#### What the exercise asks:
If a line in the entries contains the word "Create", list it.

#### Information:
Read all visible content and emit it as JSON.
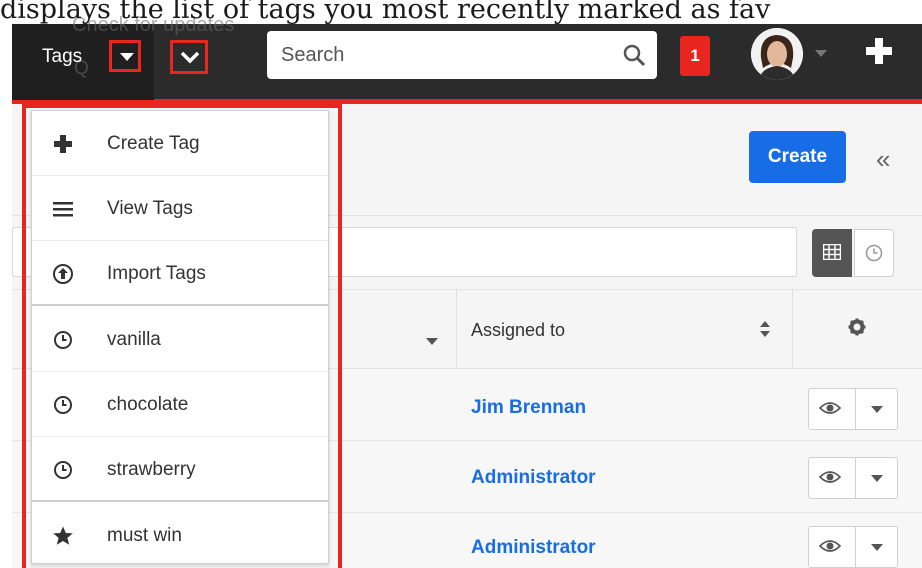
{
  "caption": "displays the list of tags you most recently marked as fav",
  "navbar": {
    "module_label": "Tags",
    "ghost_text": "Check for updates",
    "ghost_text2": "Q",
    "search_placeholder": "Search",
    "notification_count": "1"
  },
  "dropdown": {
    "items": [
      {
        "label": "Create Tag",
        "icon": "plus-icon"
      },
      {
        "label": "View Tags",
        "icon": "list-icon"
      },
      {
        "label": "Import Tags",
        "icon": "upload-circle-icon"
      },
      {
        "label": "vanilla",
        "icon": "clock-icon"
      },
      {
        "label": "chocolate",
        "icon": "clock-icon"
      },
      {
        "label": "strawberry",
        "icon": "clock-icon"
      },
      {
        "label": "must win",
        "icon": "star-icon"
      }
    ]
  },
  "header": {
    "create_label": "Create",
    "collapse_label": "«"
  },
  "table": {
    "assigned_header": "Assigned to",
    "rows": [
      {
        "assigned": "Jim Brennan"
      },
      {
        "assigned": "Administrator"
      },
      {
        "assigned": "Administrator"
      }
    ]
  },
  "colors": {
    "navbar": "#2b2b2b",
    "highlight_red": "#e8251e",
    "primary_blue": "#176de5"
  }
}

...

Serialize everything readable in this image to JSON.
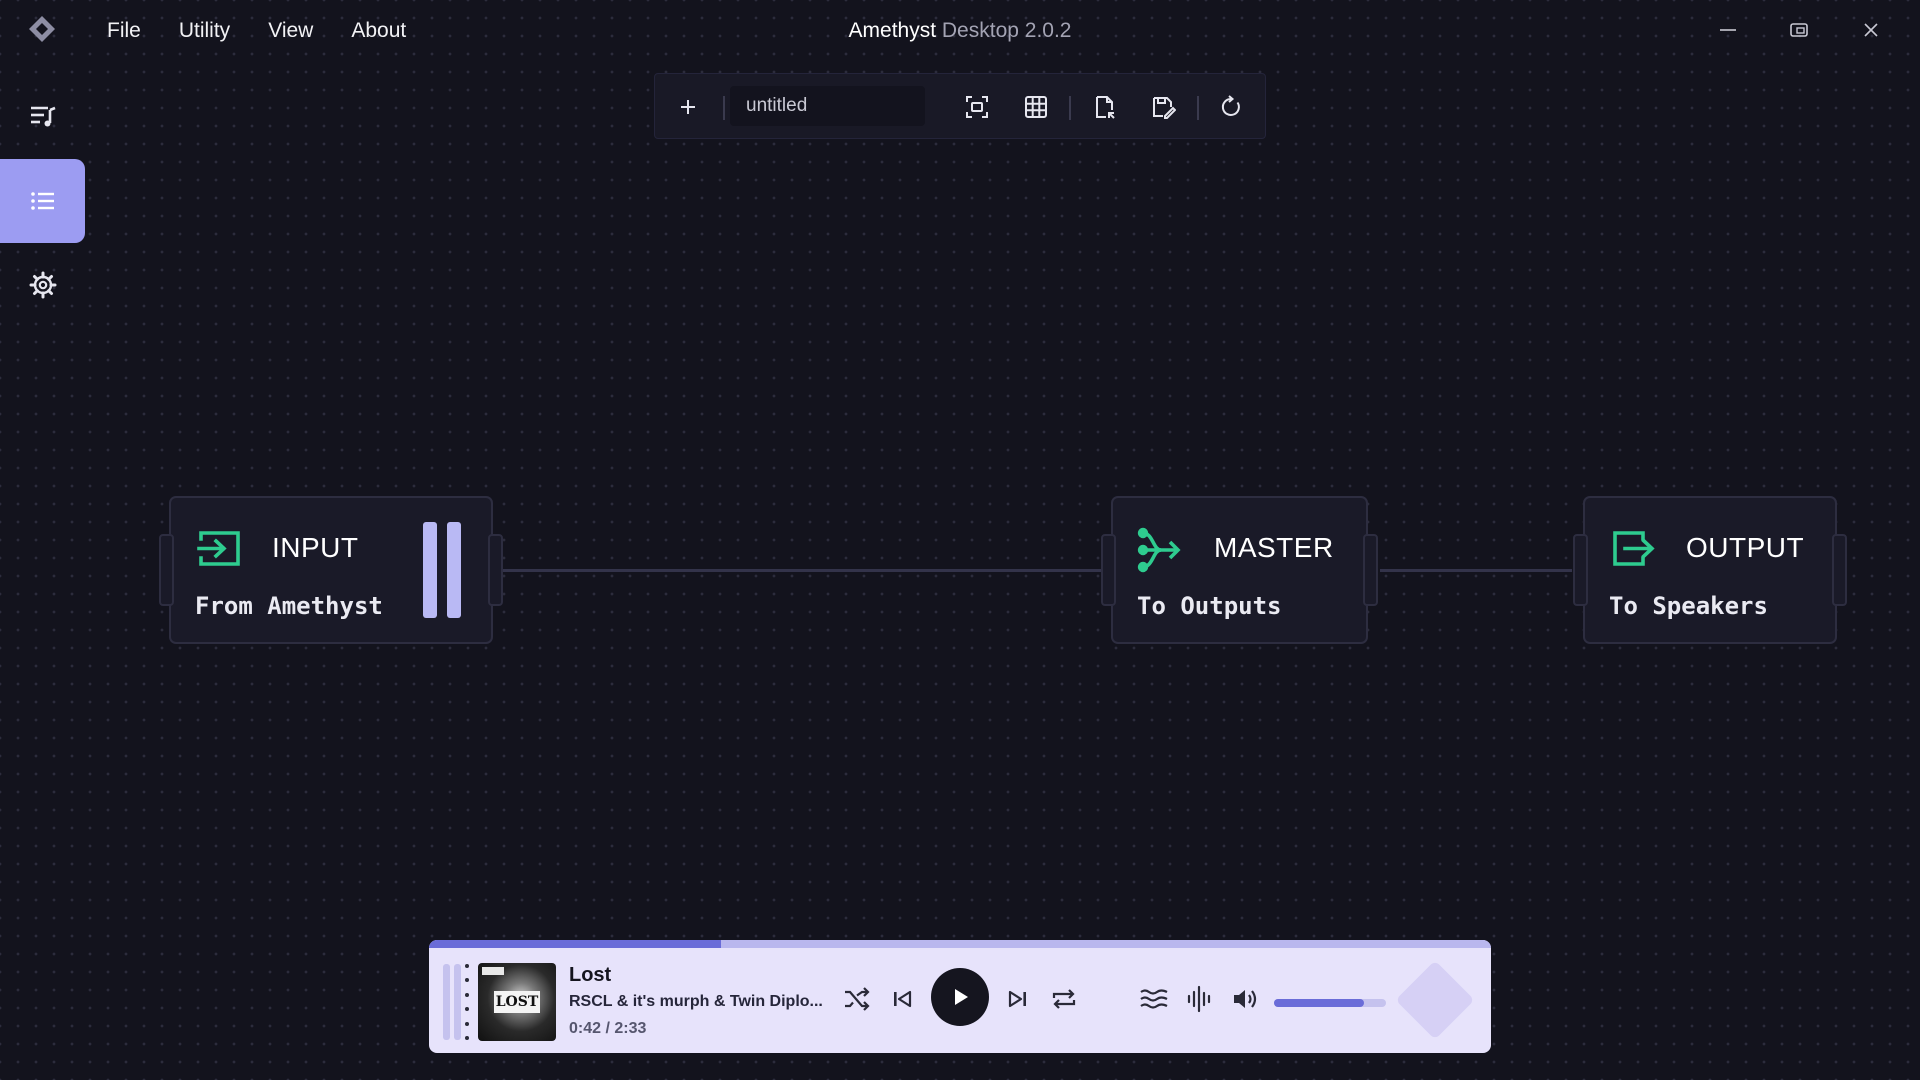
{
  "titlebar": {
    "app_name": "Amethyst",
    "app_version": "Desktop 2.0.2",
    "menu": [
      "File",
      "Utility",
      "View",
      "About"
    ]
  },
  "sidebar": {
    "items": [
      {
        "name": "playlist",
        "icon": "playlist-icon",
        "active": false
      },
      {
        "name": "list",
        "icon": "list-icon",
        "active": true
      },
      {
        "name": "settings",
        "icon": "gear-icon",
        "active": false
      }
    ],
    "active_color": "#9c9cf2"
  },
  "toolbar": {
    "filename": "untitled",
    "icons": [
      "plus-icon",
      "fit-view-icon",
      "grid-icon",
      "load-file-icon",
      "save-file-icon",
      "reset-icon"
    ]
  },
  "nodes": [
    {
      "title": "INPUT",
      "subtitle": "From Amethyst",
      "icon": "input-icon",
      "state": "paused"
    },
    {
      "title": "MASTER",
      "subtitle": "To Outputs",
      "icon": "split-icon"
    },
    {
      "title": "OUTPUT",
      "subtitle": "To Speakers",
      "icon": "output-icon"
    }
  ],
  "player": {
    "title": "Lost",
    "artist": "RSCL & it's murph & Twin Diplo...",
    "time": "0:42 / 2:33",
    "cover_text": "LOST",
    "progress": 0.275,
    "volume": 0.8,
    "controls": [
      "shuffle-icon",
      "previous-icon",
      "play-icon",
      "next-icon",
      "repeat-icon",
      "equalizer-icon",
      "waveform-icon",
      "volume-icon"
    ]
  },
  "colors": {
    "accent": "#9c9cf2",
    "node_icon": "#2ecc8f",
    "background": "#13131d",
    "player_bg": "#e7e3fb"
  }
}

#### Solution for this problem:
        "label": "Create Tag",
    "create_label": "Create",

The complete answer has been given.